Where Stimulus Funds Can Make a Difference
Buried in last month's staggering unemployment numbers ["598,000 Jobs Shed in Brutal January," front page, Feb. 7] are the thousands of nonprofit workers now without jobs. These losses do more than damage the lives of the employees -- they also undermine services that the unemployed and other vulnerable groups desperately need in these troubled times.
Nonprofits are a crucial part of the American economy, employing nearly 13 million people, more than the finance, insurance and real estate sectors combined. They improve the lives of virtually everyone in our country, never more than during periods like this. Hundreds of thousands of unemployed workers will turn to nonprofits for job training, food assistance, health care, emergency shelter and much more.

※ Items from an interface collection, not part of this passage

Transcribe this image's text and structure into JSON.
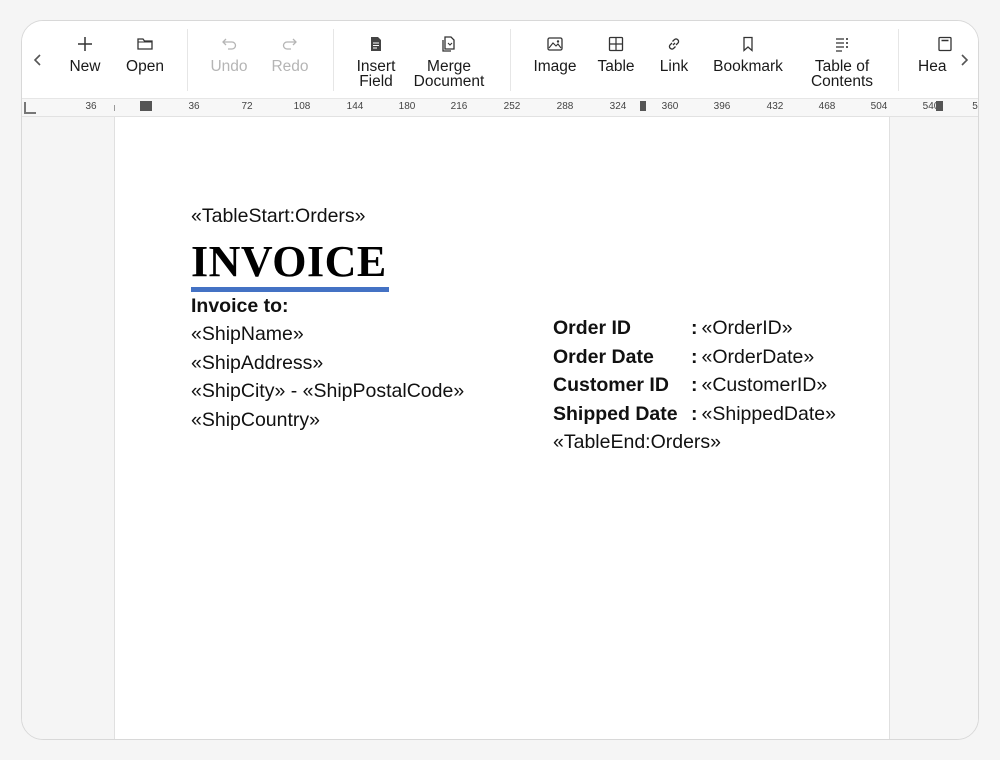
{
  "toolbar": {
    "buttons": [
      {
        "label": "New",
        "icon": "plus-icon",
        "enabled": true
      },
      {
        "label": "Open",
        "icon": "folder-icon",
        "enabled": true
      },
      {
        "label": "Undo",
        "icon": "undo-icon",
        "enabled": false
      },
      {
        "label": "Redo",
        "icon": "redo-icon",
        "enabled": false
      },
      {
        "label": "Insert\nField",
        "icon": "insert-field-icon",
        "enabled": true
      },
      {
        "label": "Merge\nDocument",
        "icon": "merge-document-icon",
        "enabled": true
      },
      {
        "label": "Image",
        "icon": "image-icon",
        "enabled": true
      },
      {
        "label": "Table",
        "icon": "table-icon",
        "enabled": true
      },
      {
        "label": "Link",
        "icon": "link-icon",
        "enabled": true
      },
      {
        "label": "Bookmark",
        "icon": "bookmark-icon",
        "enabled": true
      },
      {
        "label": "Table of\nContents",
        "icon": "toc-icon",
        "enabled": true
      },
      {
        "label": "Hea",
        "icon": "header-icon",
        "enabled": true
      }
    ],
    "left_arrow": "chevron-left-icon",
    "right_arrow": "chevron-right-icon"
  },
  "ruler": {
    "labels": [
      "36",
      "36",
      "72",
      "108",
      "144",
      "180",
      "216",
      "252",
      "288",
      "324",
      "360",
      "396",
      "432",
      "468",
      "504",
      "540",
      "5"
    ]
  },
  "document": {
    "table_start": "«TableStart:Orders»",
    "title": "INVOICE",
    "invoice_to_label": "Invoice to:",
    "address_lines": [
      "«ShipName»",
      "«ShipAddress»",
      "«ShipCity» - «ShipPostalCode»",
      "«ShipCountry»"
    ],
    "fields": [
      {
        "key": "Order ID",
        "value": "«OrderID»"
      },
      {
        "key": "Order Date",
        "value": "«OrderDate»"
      },
      {
        "key": "Customer ID",
        "value": "«CustomerID»"
      },
      {
        "key": "Shipped Date",
        "value": "«ShippedDate»"
      }
    ],
    "separator": ":",
    "table_end": "«TableEnd:Orders»"
  },
  "colors": {
    "accent_underline": "#4472c4",
    "disabled_text": "#b5b5b5"
  }
}
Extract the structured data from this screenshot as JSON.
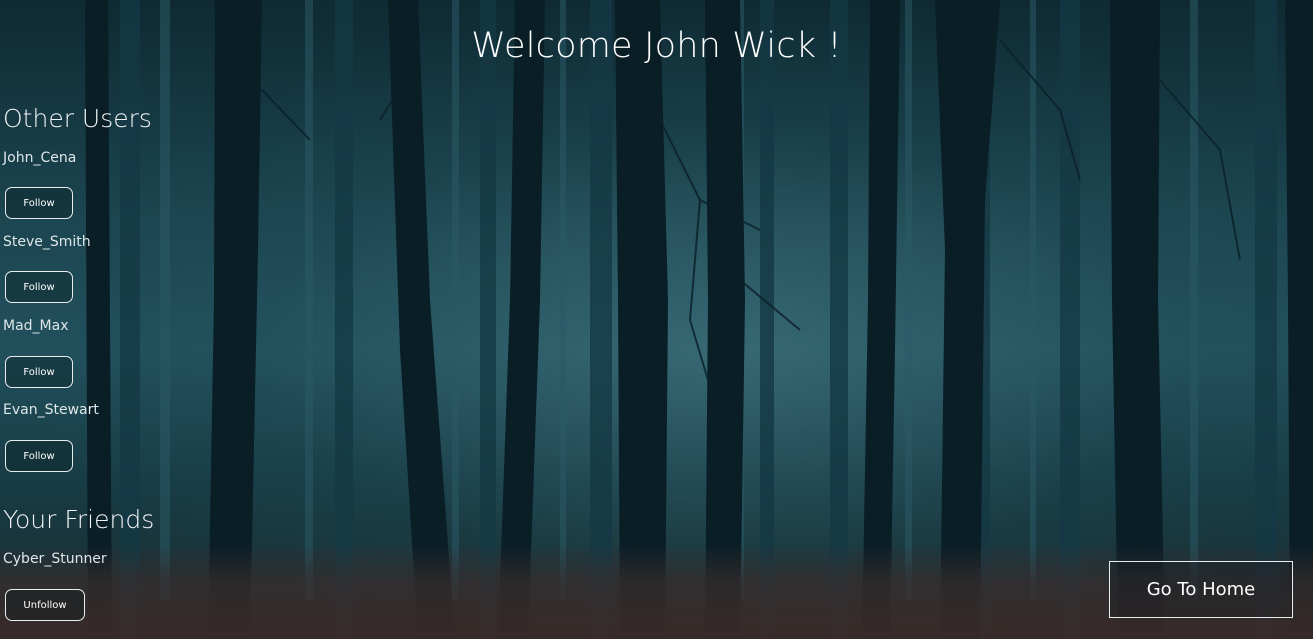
{
  "welcome": "Welcome John Wick !",
  "other_users": {
    "title": "Other Users",
    "users": [
      {
        "name": "John_Cena",
        "action": "Follow"
      },
      {
        "name": "Steve_Smith",
        "action": "Follow"
      },
      {
        "name": "Mad_Max",
        "action": "Follow"
      },
      {
        "name": "Evan_Stewart",
        "action": "Follow"
      }
    ]
  },
  "friends": {
    "title": "Your Friends",
    "users": [
      {
        "name": "Cyber_Stunner",
        "action": "Unfollow"
      }
    ]
  },
  "home_button": "Go To Home",
  "background": {
    "description_icon": "misty-forest-background",
    "fog_color": "#21505c",
    "tree_color": "#0a1e26",
    "ground_color": "#3c2a28"
  }
}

Yet nonprofits themselves are facing enormous struggles. Though demand for their services is skyrocketing, organizations across the country are laying off staff and cutting programs because of shrinking private contributions, reduced government funding and increasingly long delays in government reimbursements for services already provided.
The nonprofit community ties together many parts of the social safety net.
Any recovery package must ensure that nonprofit workers stay on the job: to keep those men and women employed, to maintain services for vulnerable communities and to help revitalize our economy.
President and Chief Executive